Our natural places offer outstanding opportunities for birding, hiking, kayaking, fishing and other outdoor adventures. From waterways and wildlife to trees, invasive species and parks, the Natural Resources Division is dedicated to the preservation, conservation, study and management of the city’s natural areas.
Outdoor education is also a primary function of this division and you’ll find a listing of the classes, hikes and outreach opportunities offered in the Parks & Recreation Guide. Stay in touch with us on Facebook at Mentor Nature or on Twitter @MentorNature
Deer Management Plan
Deer are classified as nuisance animals. It is unlawful to feed the deer in Mentor. Their overpopulation has resulted in a substantial increase in deer/vehicle accidents, as well as the growing destruction of plants and trees.
One of the goals of Mentor’s Deer Management Plan is to reduce the number of deer/vehicle accidents. With grant funds received from the Ohio Department of Transportation, the city agreed to test Deer Deter units. The devices have been known to reduce accidents in other states by as much as 70-90%. Mentor is the first city in Ohio to use the system.
- The Whitetail Mann, Steve Mann
- Geauga Bow & Outdoor
- Great Lakes Outdoors

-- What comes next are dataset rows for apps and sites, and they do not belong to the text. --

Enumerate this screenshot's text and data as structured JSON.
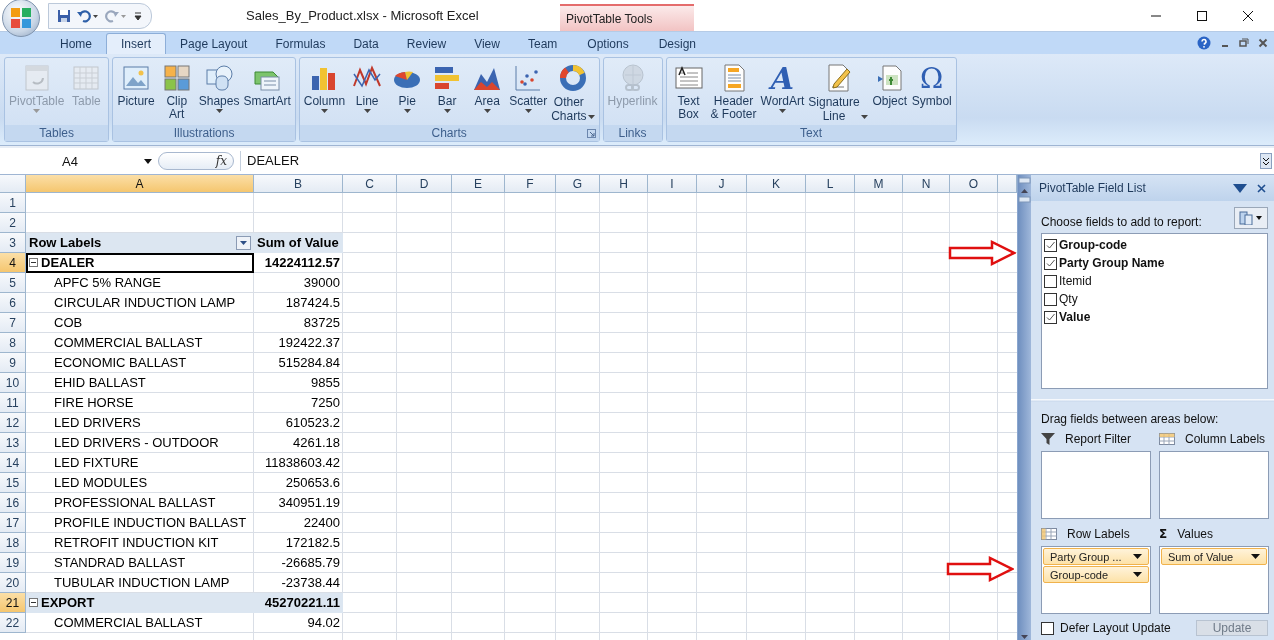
{
  "window": {
    "title": "Sales_By_Product.xlsx - Microsoft Excel",
    "contextual_group": "PivotTable Tools"
  },
  "ribbon_tabs": [
    {
      "label": "Home",
      "selected": false
    },
    {
      "label": "Insert",
      "selected": true
    },
    {
      "label": "Page Layout",
      "selected": false
    },
    {
      "label": "Formulas",
      "selected": false
    },
    {
      "label": "Data",
      "selected": false
    },
    {
      "label": "Review",
      "selected": false
    },
    {
      "label": "View",
      "selected": false
    },
    {
      "label": "Team",
      "selected": false
    }
  ],
  "contextual_tabs": [
    {
      "label": "Options",
      "selected": false
    },
    {
      "label": "Design",
      "selected": false
    }
  ],
  "ribbon_groups": [
    {
      "label": "Tables",
      "launcher": false,
      "commands": [
        {
          "label": "PivotTable",
          "disabled": true,
          "dropdown": true
        },
        {
          "label": "Table",
          "disabled": true,
          "dropdown": false
        }
      ]
    },
    {
      "label": "Illustrations",
      "launcher": false,
      "commands": [
        {
          "label": "Picture",
          "disabled": false,
          "dropdown": false
        },
        {
          "label": "Clip\nArt",
          "disabled": false,
          "dropdown": false
        },
        {
          "label": "Shapes",
          "disabled": false,
          "dropdown": true
        },
        {
          "label": "SmartArt",
          "disabled": false,
          "dropdown": false
        }
      ]
    },
    {
      "label": "Charts",
      "launcher": true,
      "commands": [
        {
          "label": "Column",
          "disabled": false,
          "dropdown": true
        },
        {
          "label": "Line",
          "disabled": false,
          "dropdown": true
        },
        {
          "label": "Pie",
          "disabled": false,
          "dropdown": true
        },
        {
          "label": "Bar",
          "disabled": false,
          "dropdown": true
        },
        {
          "label": "Area",
          "disabled": false,
          "dropdown": true
        },
        {
          "label": "Scatter",
          "disabled": false,
          "dropdown": true
        },
        {
          "label": "Other\nCharts",
          "disabled": false,
          "dropdown": true
        }
      ]
    },
    {
      "label": "Links",
      "launcher": false,
      "commands": [
        {
          "label": "Hyperlink",
          "disabled": true,
          "dropdown": false
        }
      ]
    },
    {
      "label": "Text",
      "launcher": false,
      "commands": [
        {
          "label": "Text\nBox",
          "disabled": false,
          "dropdown": false
        },
        {
          "label": "Header\n& Footer",
          "disabled": false,
          "dropdown": false
        },
        {
          "label": "WordArt",
          "disabled": false,
          "dropdown": true,
          "glyph": "A"
        },
        {
          "label": "Signature\nLine",
          "disabled": false,
          "dropdown": true
        },
        {
          "label": "Object",
          "disabled": false,
          "dropdown": false
        },
        {
          "label": "Symbol",
          "disabled": false,
          "dropdown": false,
          "glyph": "Ω"
        }
      ]
    }
  ],
  "formula_bar": {
    "name_box": "A4",
    "fx": "fx",
    "formula": "DEALER"
  },
  "columns": [
    {
      "label": "A",
      "selected": true
    },
    {
      "label": "B",
      "selected": false
    },
    {
      "label": "C",
      "selected": false
    },
    {
      "label": "D",
      "selected": false
    },
    {
      "label": "E",
      "selected": false
    },
    {
      "label": "F",
      "selected": false
    },
    {
      "label": "G",
      "selected": false
    },
    {
      "label": "H",
      "selected": false
    },
    {
      "label": "I",
      "selected": false
    },
    {
      "label": "J",
      "selected": false
    },
    {
      "label": "K",
      "selected": false
    },
    {
      "label": "L",
      "selected": false
    },
    {
      "label": "M",
      "selected": false
    },
    {
      "label": "N",
      "selected": false
    },
    {
      "label": "O",
      "selected": false
    }
  ],
  "rows": [
    {
      "number": "1",
      "kind": "blank",
      "selected": false
    },
    {
      "number": "2",
      "kind": "blank",
      "selected": false
    },
    {
      "number": "3",
      "kind": "header",
      "selected": false,
      "label": "Row Labels",
      "value": "Sum of Value"
    },
    {
      "number": "4",
      "kind": "group",
      "selected": true,
      "active": true,
      "expanded": true,
      "label": "DEALER",
      "value": "14224112.57"
    },
    {
      "number": "5",
      "kind": "item",
      "selected": false,
      "label": "APFC 5% RANGE",
      "value": "39000"
    },
    {
      "number": "6",
      "kind": "item",
      "selected": false,
      "label": "CIRCULAR INDUCTION LAMP",
      "value": "187424.5"
    },
    {
      "number": "7",
      "kind": "item",
      "selected": false,
      "label": "COB",
      "value": "83725"
    },
    {
      "number": "8",
      "kind": "item",
      "selected": false,
      "label": "COMMERCIAL BALLAST",
      "value": "192422.37"
    },
    {
      "number": "9",
      "kind": "item",
      "selected": false,
      "label": "ECONOMIC BALLAST",
      "value": "515284.84"
    },
    {
      "number": "10",
      "kind": "item",
      "selected": false,
      "label": "EHID BALLAST",
      "value": "9855"
    },
    {
      "number": "11",
      "kind": "item",
      "selected": false,
      "label": "FIRE HORSE",
      "value": "7250"
    },
    {
      "number": "12",
      "kind": "item",
      "selected": false,
      "label": "LED DRIVERS",
      "value": "610523.2"
    },
    {
      "number": "13",
      "kind": "item",
      "selected": false,
      "label": "LED DRIVERS - OUTDOOR",
      "value": "4261.18"
    },
    {
      "number": "14",
      "kind": "item",
      "selected": false,
      "label": "LED FIXTURE",
      "value": "11838603.42"
    },
    {
      "number": "15",
      "kind": "item",
      "selected": false,
      "label": "LED MODULES",
      "value": "250653.6"
    },
    {
      "number": "16",
      "kind": "item",
      "selected": false,
      "label": "PROFESSIONAL BALLAST",
      "value": "340951.19"
    },
    {
      "number": "17",
      "kind": "item",
      "selected": false,
      "label": "PROFILE INDUCTION  BALLAST",
      "value": "22400"
    },
    {
      "number": "18",
      "kind": "item",
      "selected": false,
      "label": "RETROFIT INDUCTION  KIT",
      "value": "172182.5"
    },
    {
      "number": "19",
      "kind": "item",
      "selected": false,
      "label": "STANDRAD BALLAST",
      "value": "-26685.79"
    },
    {
      "number": "20",
      "kind": "item",
      "selected": false,
      "label": "TUBULAR INDUCTION LAMP",
      "value": "-23738.44"
    },
    {
      "number": "21",
      "kind": "group",
      "selected": true,
      "active": false,
      "expanded": true,
      "label": "EXPORT",
      "value": "45270221.11"
    },
    {
      "number": "22",
      "kind": "item",
      "selected": false,
      "label": "COMMERCIAL BALLAST",
      "value": "94.02"
    }
  ],
  "field_list": {
    "title": "PivotTable Field List",
    "prompt": "Choose fields to add to report:",
    "fields": [
      {
        "label": "Group-code",
        "checked": true
      },
      {
        "label": "Party Group Name",
        "checked": true
      },
      {
        "label": "Itemid",
        "checked": false
      },
      {
        "label": "Qty",
        "checked": false
      },
      {
        "label": "Value",
        "checked": true
      }
    ],
    "areas_prompt": "Drag fields between areas below:",
    "areas": [
      {
        "kind": "filter",
        "label": "Report Filter"
      },
      {
        "kind": "columns",
        "label": "Column Labels"
      },
      {
        "kind": "rows",
        "label": "Row Labels",
        "items": [
          "Party Group ...",
          "Group-code"
        ]
      },
      {
        "kind": "values",
        "label": "Values",
        "glyph": "Σ",
        "items": [
          "Sum of Value"
        ]
      }
    ],
    "defer_update": {
      "label": "Defer Layout Update",
      "checked": false
    },
    "update_button": {
      "label": "Update",
      "disabled": true
    }
  }
}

Once somewhat rare in our area, an increasing number of coyotes have been spotted in Mentor over the past few years. Coyotes are naturally timid creatures. Seeing them or hearing them howl is not a cause for concern.
Being approached or followed by a coyote, or a coyote directly entering your path is abnormal and should be reported.
To report a coyote sighting, or if you have any questions, contact the City of Mentor Natural Resources Division (440) 974-5717 or email email@example.com.
The City of Mentor recently passed legislation regarding the feeding and care of feral cat colonies. Interested Animal Welfare Organizations are required to register with the City. Additional information will be posted on this page as it becomes available.
According to the Ohio Department of Natural Resources, more than 75% of the U.S. population lives in urban areas. While the growth of cities and subdivisions displaces some wildlife, many species continue to live in the habitat available in parks, undeveloped parcels of land and vacant lots, along stream and river corridors and in our own backyards. The most common nuisance animals are raccoons, bats, skunks and coyotes. Please contact the Lake County Wildlife Officer at (330) 245-3034 for information on how to deal with these animals, or visit the ODNR web site.
Residents also have these options:
- Check the phone book for Animal Removal Services.
- Call the Lake County General Health District at (440) 350-2543 or the Lake County Cooperative Extension Service at (440) 350-2582 for tips on how to keep nuisance animals out of your yard.